Grimes was on staff when Huron Woods opened in 1991. “Instead of merely providing safety and care, Huron Woods created ways to help residents remain as independent as possible for as long as possible–and it became a model for others,” she says.
“Huron Woods offered its residents a new psychosocial model of dementia care,” Garber adds: “to explicitly recognize, nurture, and protect … the personhood of its residents. This stood in stark opposition to the medicalized model of dementia prevalent at the time, and still very pervasive, [that] views dementia as a neuropsychological pathology in which efforts are directed to meeting people’s daily needs and minimizing their suffering.”

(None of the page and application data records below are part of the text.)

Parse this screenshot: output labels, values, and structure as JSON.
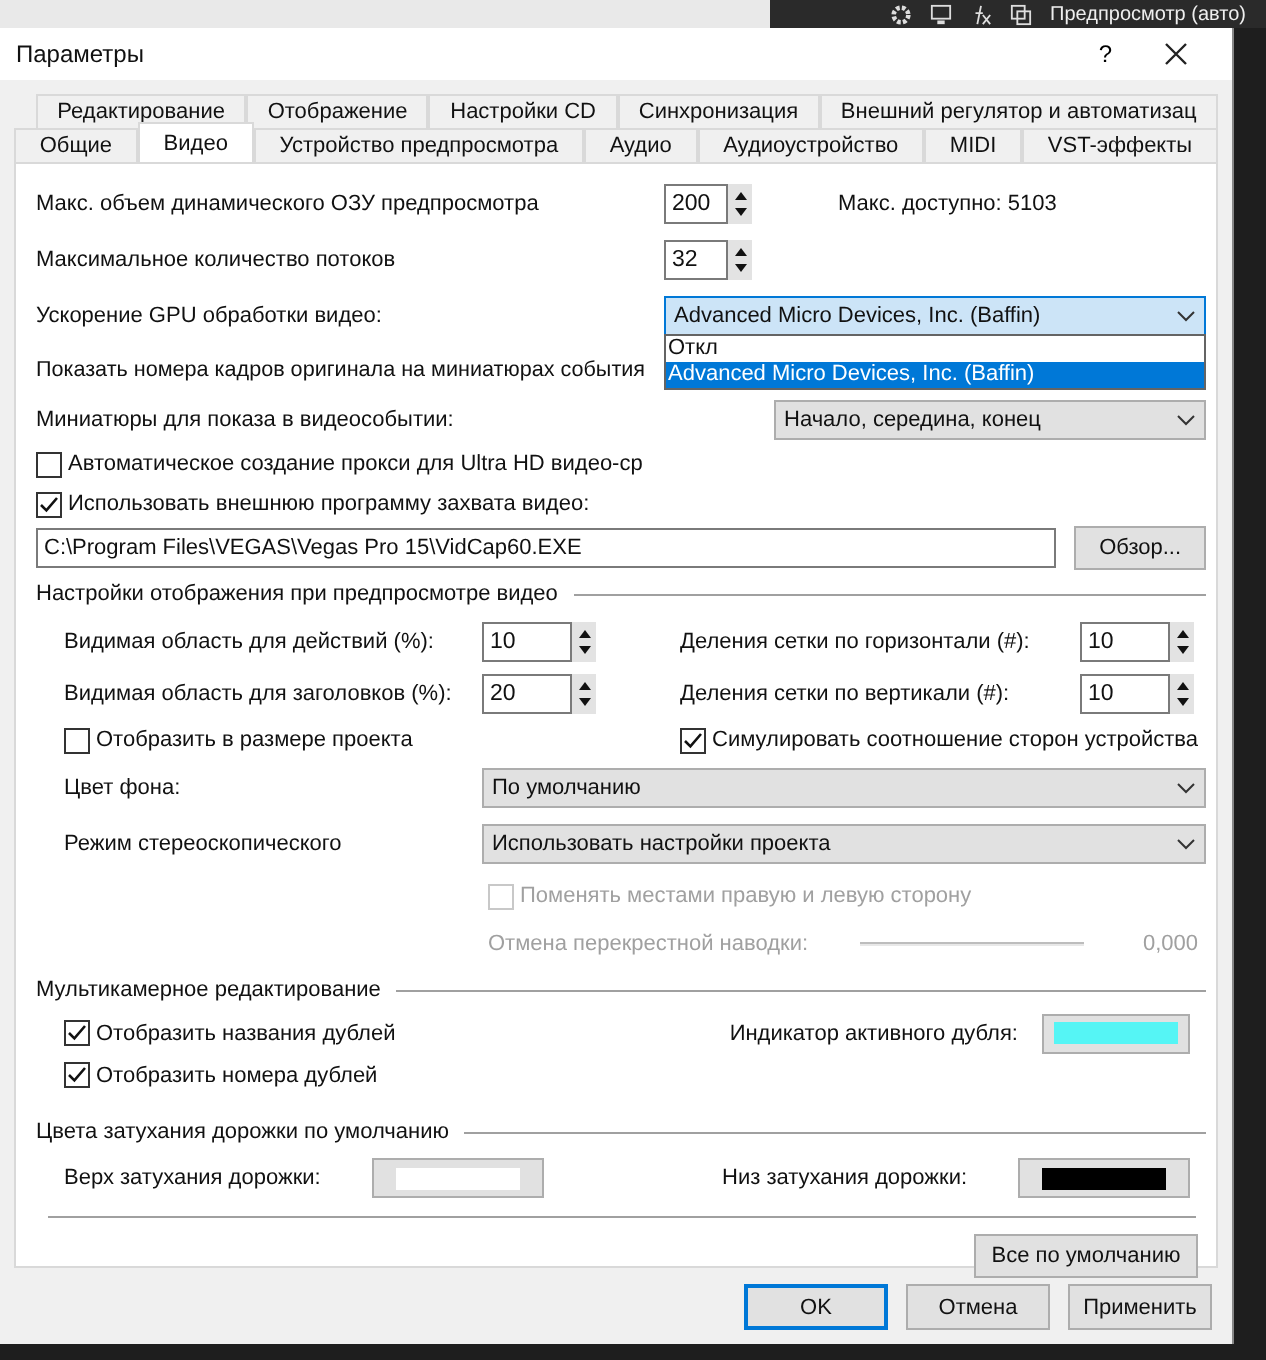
{
  "app_toolbar": {
    "label": "Предпросмотр (авто)"
  },
  "window": {
    "title": "Параметры",
    "help": "?"
  },
  "tab_rows": [
    {
      "tabs": [
        {
          "label": "Редактирование",
          "selected": false
        },
        {
          "label": "Отображение",
          "selected": false
        },
        {
          "label": "Настройки CD",
          "selected": false
        },
        {
          "label": "Синхронизация",
          "selected": false
        },
        {
          "label": "Внешний регулятор и автоматизац",
          "selected": false
        }
      ]
    },
    {
      "tabs": [
        {
          "label": "Общие",
          "selected": false
        },
        {
          "label": "Видео",
          "selected": true
        },
        {
          "label": "Устройство предпросмотра",
          "selected": false
        },
        {
          "label": "Аудио",
          "selected": false
        },
        {
          "label": "Аудиоустройство",
          "selected": false
        },
        {
          "label": "MIDI",
          "selected": false
        },
        {
          "label": "VST-эффекты",
          "selected": false
        }
      ]
    }
  ],
  "preview_ram": {
    "label": "Макс. объем динамического ОЗУ предпросмотра",
    "value": "200",
    "max_label": "Макс. доступно: 5103"
  },
  "threads": {
    "label": "Максимальное количество потоков",
    "value": "32"
  },
  "gpu": {
    "label": "Ускорение GPU обработки видео:",
    "value": "Advanced Micro Devices, Inc. (Baffin)",
    "expanded": true,
    "options": [
      {
        "label": "Откл",
        "selected": false
      },
      {
        "label": "Advanced Micro Devices, Inc. (Baffin)",
        "selected": true
      }
    ]
  },
  "frame_numbers": {
    "label": "Показать номера кадров оригинала на миниатюрах события"
  },
  "thumbnails": {
    "label": "Миниатюры для показа в видеособытии:",
    "value": "Начало, середина, конец"
  },
  "checkboxes": [
    {
      "label": "Автоматическое создание прокси для Ultra HD видео-ср",
      "checked": false
    },
    {
      "label": "Использовать внешнюю программу захвата видео:",
      "checked": true
    }
  ],
  "capture_path": {
    "value": "C:\\Program Files\\VEGAS\\Vegas Pro 15\\VidCap60.EXE",
    "browse": "Обзор..."
  },
  "display_group": {
    "title": "Настройки отображения при предпросмотре видео",
    "grid": [
      {
        "left": {
          "kind": "spin",
          "label": "Видимая область для действий (%):",
          "value": "10"
        },
        "right": {
          "kind": "spin",
          "label": "Деления сетки по горизонтали (#):",
          "value": "10"
        }
      },
      {
        "left": {
          "kind": "spin",
          "label": "Видимая область для заголовков (%):",
          "value": "20"
        },
        "right": {
          "kind": "spin",
          "label": "Деления сетки по вертикали (#):",
          "value": "10"
        }
      },
      {
        "left": {
          "kind": "checkbox",
          "label": "Отобразить в размере проекта",
          "checked": false
        },
        "right": {
          "kind": "checkbox",
          "label": "Симулировать соотношение сторон устройства",
          "checked": true
        }
      }
    ],
    "selects": [
      {
        "label": "Цвет фона:",
        "value": "По умолчанию"
      },
      {
        "label": "Режим стереоскопического",
        "value": "Использовать настройки проекта"
      }
    ],
    "swap": {
      "label": "Поменять местами правую и левую сторону",
      "checked": false,
      "disabled": true
    },
    "crosstalk": {
      "label": "Отмена перекрестной наводки:",
      "reading": "0,000",
      "disabled": true
    }
  },
  "multicam": {
    "title": "Мультикамерное редактирование",
    "checkboxes": [
      {
        "label": "Отобразить названия дублей",
        "checked": true
      },
      {
        "label": "Отобразить номера дублей",
        "checked": true
      }
    ],
    "indicator": {
      "label": "Индикатор активного дубля:",
      "color": "#55f5f5"
    }
  },
  "fade": {
    "title": "Цвета затухания дорожки по умолчанию",
    "swatches": [
      {
        "label": "Верх затухания дорожки:",
        "color": "#ffffff"
      },
      {
        "label": "Низ затухания дорожки:",
        "color": "#000000"
      }
    ]
  },
  "defaults_button": "Все по умолчанию",
  "buttons": [
    {
      "label": "OK",
      "default": true
    },
    {
      "label": "Отмена",
      "default": false
    },
    {
      "label": "Применить",
      "default": false
    }
  ]
}
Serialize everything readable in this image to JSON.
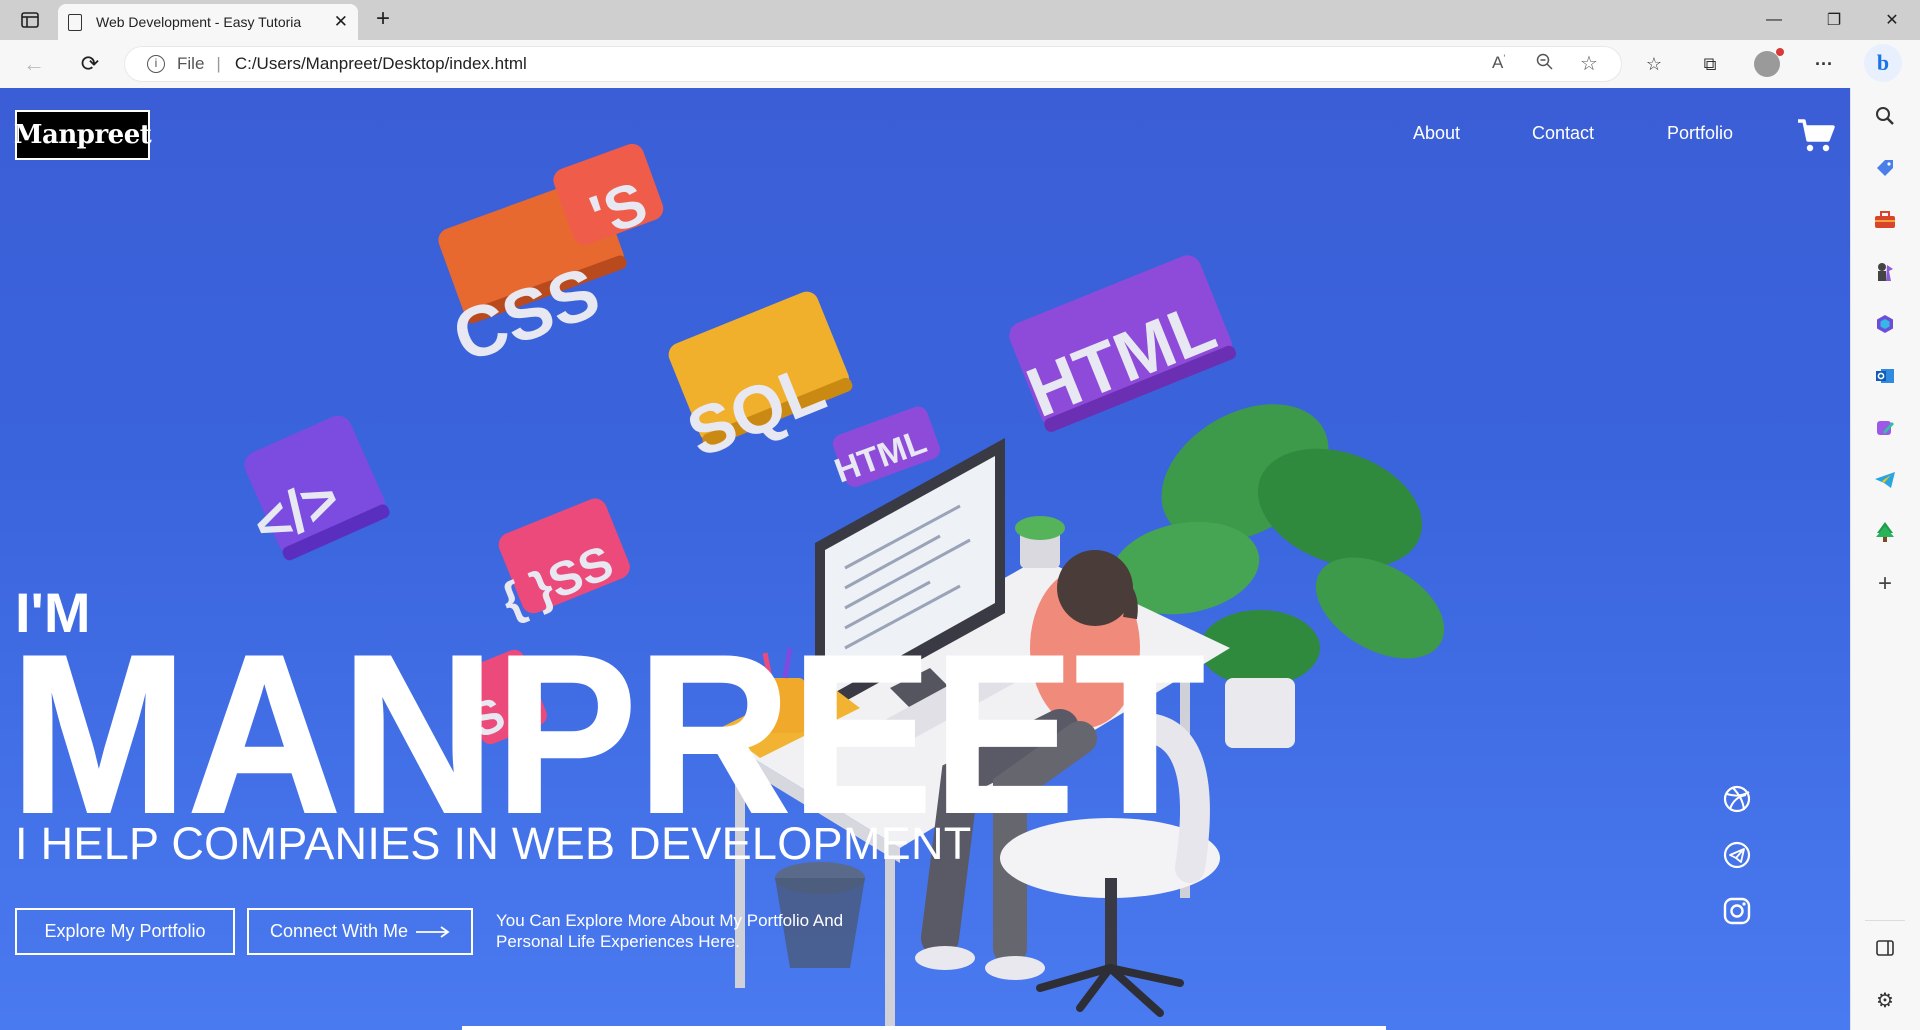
{
  "browser": {
    "tab_title": "Web Development - Easy Tutoria",
    "address_scheme": "File",
    "address_url": "C:/Users/Manpreet/Desktop/index.html",
    "sidebar_icons": [
      "search-icon",
      "tag-icon",
      "briefcase-icon",
      "chess-icon",
      "microsoft365-icon",
      "outlook-icon",
      "designer-icon",
      "telegram-icon",
      "tree-icon",
      "add-icon",
      "sidebar-toggle-icon",
      "settings-icon"
    ]
  },
  "page": {
    "logo": "Manpreet",
    "nav": {
      "about": "About",
      "contact": "Contact",
      "portfolio": "Portfolio"
    },
    "hero": {
      "intro": "I'M",
      "name": "MANPREET",
      "tagline": "I HELP COMPANIES IN WEB DEVELOPMENT",
      "explore_button": "Explore My Portfolio",
      "connect_button": "Connect With Me",
      "blurb": "You Can Explore More About My Portfolio And Personal Life Experiences Here."
    },
    "social_icons": [
      "dribbble-icon",
      "telegram-icon",
      "instagram-icon"
    ],
    "colors": {
      "background": "#3b5ed6",
      "text": "#ffffff",
      "logo_bg": "#000000"
    }
  }
}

Huron Woods was designed as five separate “homes,” each accommodating fifteen seniors, with a very low (five-to-one) resident/staff ratio and regular assistance from occupational, art, and music therapies.
Trinity has offered to move all Huron Woods residents to Glacier Hills’ Pavilion Building, which will be renamed Huron Woods at Glacier Hills. Spokesperson Eve Pidgeon says they hope to hire some of the 115 people who will lose their jobs when Huron Woods closes. (Those who don’t land there or elsewhere in the Trinity system will receive severance.)
Pidgeon says they’ll convert semi-private rooms to private rooms, freshen the interior, and install “decorations/artifacts from Huron Woods in order to create a familiar environment.” In an email to Garber, Kastner wrote that Trinity is “committed to offering programming at Glacier Hills that is consistent with the high standards you and your loved ones expect.”
Glen Harry is still waiting to see what that means. His wife was diagnosed with early onset dementia at the age of fifty-five, and he retired in 2012 to care for her at home. When he could no longer manage, he researched local facilities. “It became apparent that Huron Woods was the next best place to home,” he says. “It is a place that really, really cares about people.”
As of mid-March, Harry says, “I’ve heard nothing about Trinity’s plans to move residents or help them transition to an entirely new environment. Frankly, I’m very concerned about the level of care that will be provided.”
Pidgeon acknowledges that the Glacier Hills resident-to-staff ratio is higher, six-to-one, but says that during the transition it will be raised “as we provide added support.” She says that Huron Woods at Glacier Hills will include several “households,” including a memory care, long-term care, and a smaller assisted-living household. “Residents of all households will have access to Glacier Hills’ life enrichment center and the abundance of programs that support residents in any stage.”
Currently, the memory care program at Glacier Hills has sixty residents; if all Huron Woods residents move, the number will rise by 45 percent. Pidgeon promises residents who relocate “will find themselves in dedicated households with familiar staff members and neighbors (other residents from Huron Woods).” At press time, however, few Huron Woods staff members had received employment offers, and some had already taken jobs elsewhere.
“We’ve seen no sign that Trinity Health will reconsider, so we’re pretty much convinced the move will take place,” Garber says. “Most of our efforts are now directed at protecting residents from the effects of a potentially traumatic move, making sure as many of the Huron Woods staff as possible will find jobs within the system, and making sure the new facility reflects the philosophy and physical amenities that best meet the residents’ needs.
“I hope with all my heart that they can make this work, even as I mourn the loss of Huron Woods as I’ve known it … Huron Woods will always be family to me.”
This article has been edited since it was published in the April 2019 Ann Arbor Observer. The spelling of Diane Saulter’s name has been corrected.